How many lines of the data contain the string "National"? Write the number and nothing more.

*** SOURCE MATERIAL Section Begins ***

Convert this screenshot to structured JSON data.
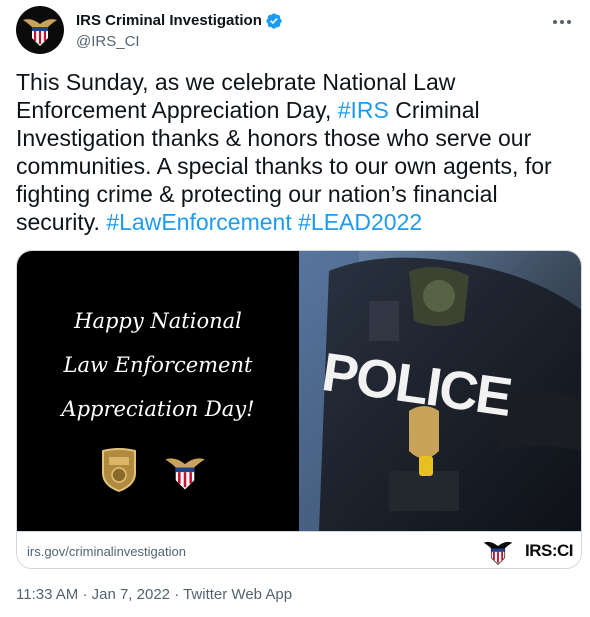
{
  "author": {
    "display_name": "IRS Criminal Investigation",
    "handle": "@IRS_CI"
  },
  "tweet": {
    "text_before": "This Sunday, as we celebrate National Law Enforcement Appreciation Day, ",
    "hashtag_1": "#IRS",
    "text_middle": " Criminal Investigation thanks & honors those who serve our communities. A special thanks to our own agents, for fighting crime & protecting our nation’s financial security. ",
    "hashtag_2": "#LawEnforcement",
    "hashtag_3": "#LEAD2022"
  },
  "card": {
    "greeting_line_1": "Happy National",
    "greeting_line_2": "Law Enforcement",
    "greeting_line_3": "Appreciation Day!",
    "vest_text": "POLICE",
    "domain": "irs.gov/criminalinvestigation",
    "logo_text": "IRS:CI"
  },
  "meta": {
    "time": "11:33 AM",
    "separator": "·",
    "date": "Jan 7, 2022",
    "source": "Twitter Web App"
  },
  "colors": {
    "link": "#1d9bf0",
    "secondary_text": "#536471",
    "border": "#cfd9de",
    "verified": "#1d9bf0"
  }
}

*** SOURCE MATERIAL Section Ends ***

RESPONSE - 2